Sunday, April 28, 2013
Game Review - Giana Sisters: Twisted Dreams (XBLA, 2013)
Many of the most iconic classics of gaming are platformers (Mario, Sonic, Donkey Kong, and Mega Man, for example), so it’s not surprising that you’ll still find a great platformer on occasion, even in today’s market of deep role-playing games and competitive first-person shooters.
Giana Sisters: Twisted Dreams is definitely one of those shining gems in the modern gaming landscape.
Twisted Dreams begins rather simply: two sisters a playing with a crystal on a bed (?) when one gets dragged through some magical portal and the other follows in an attempt to save her sibling. You control Giana, the second of the sisters, as she explores a fantastic dream world in search of her sister.
And that’s it for the story. But, then again, platformers have never been known for immersive stories.
The brilliance of Twisted Dreams lies in the simplicity of its gameplay and its overall presentation. On the most basic level, the gameplay is exactly what you’d expect from a platformer: you progress through a series of stages, hopping from platform to platform, and occasionally bouncing off enemies’ heads. Shortly into the game, however, you learn of a major deviation from this simple formula. Giana can twirl, which allows her to glide for slower falls, and she can dash, giving her a chance to reach ledges she wouldn’t be able to catch using jumps alone.
Special abilities like those aren’t exactly exciting, as nearly all games these days have some sort of similar gimmick. The beauty lies in the fact that these abilities are distributed between the two halves of Giana’s personality – “cute” Giana is able to twirl, while “punk” Giana gets to dash. When executing one of these abilities, Giana’s appearance will change to be in line with the dominant part of her personality.
But the entire world changes with Giana’s personality, too. Cute Giana lives in a nightmarish world with creepy tendrils, dead trees, demonic enemies, and a generally darker color palette; punk Giana brings a much happier world with all the whimsical setpieces you’d expect from a fantasy story.
Switching between the two personalities causes a transition in the environment, not a sudden change – trees slump over as they die, wells collapse, benches fold down into coffins, and owl enemies become demons. These animations, combined with the already gorgeous visuals, make Twisted Dreams a real graphical treat, as it’s just cool to watch the complex landscape evolve time and time again. To take it even further, the music changes too, going from a more classical interpretation of the themes in cute Giana’s world to guitar-laden rock styles on the punk side. The audiovisual transitions are incredibly smooth, and my only complaint is that there aren’t more melodies and environments to experience.
Twisted Dreams doesn’t stop there. It integrates the different worlds into the gameplay by opening or closing paths or changing the type of enemies you’ll encounter as you switch from one personality to the other. It’s a really cool application of a simple gameplay mechanic, and it absolutely hits its mark.

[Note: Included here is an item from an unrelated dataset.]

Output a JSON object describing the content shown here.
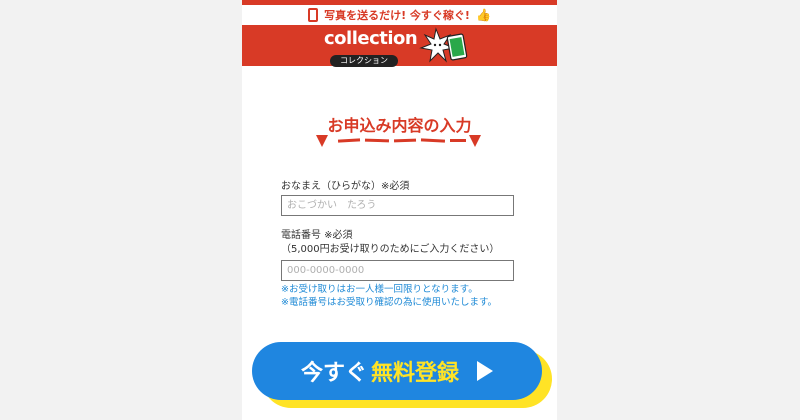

On top of everything else, the platforming is just fun. There’s a good balance of challenge (because many of the stunts throughout the game require precision) and exploration and discovery (there are hidden pathways and optional rooms for you to investigate to unlock bonus materials and get better ratings), but it also allows you to choose how much of a challenge you want.
“Adventure Mode,” while not easy, is pretty forgiving because there are checkpoints all over the place. Completing stages in Adventure Mode unlocks score and time attack modes where you can compete for leaderboard glory. If you get a good enough rating on boss stages, you’ll unlock levels for the “Hardcore” mode, which completely eliminates checkpoints, requiring you to start a stage from the beginning if you die. Finally, completing every stage on Hardcore makes the “Über Hardcore” mode available – if you die in Über Hardcore, you’ll be sent back to the beginning of the first stage, giving by far the greatest challenge of them all.
Combined with the fun underlying gameplay, these additional modes are quite enticing. These advanced challenges for dedicated gamers dramatically inflate the game’s replay value.
What we end up with is a stunning game with solid gameplay. The way the graphics and sounds change in response to your actions gives Twisted Dreams a unique atmosphere, and the game’s world is a lot of fun to explore. It’s a wonderfully challenging game, but it consistently feels like your failures are due to your mistakes, not poor design. It would’ve been nice to have more diverse settings for the stages (or just more stages in general), but as it stands, Twisted Dreams is an all-around fantastic game.
My Rating: 9/10 – awesome.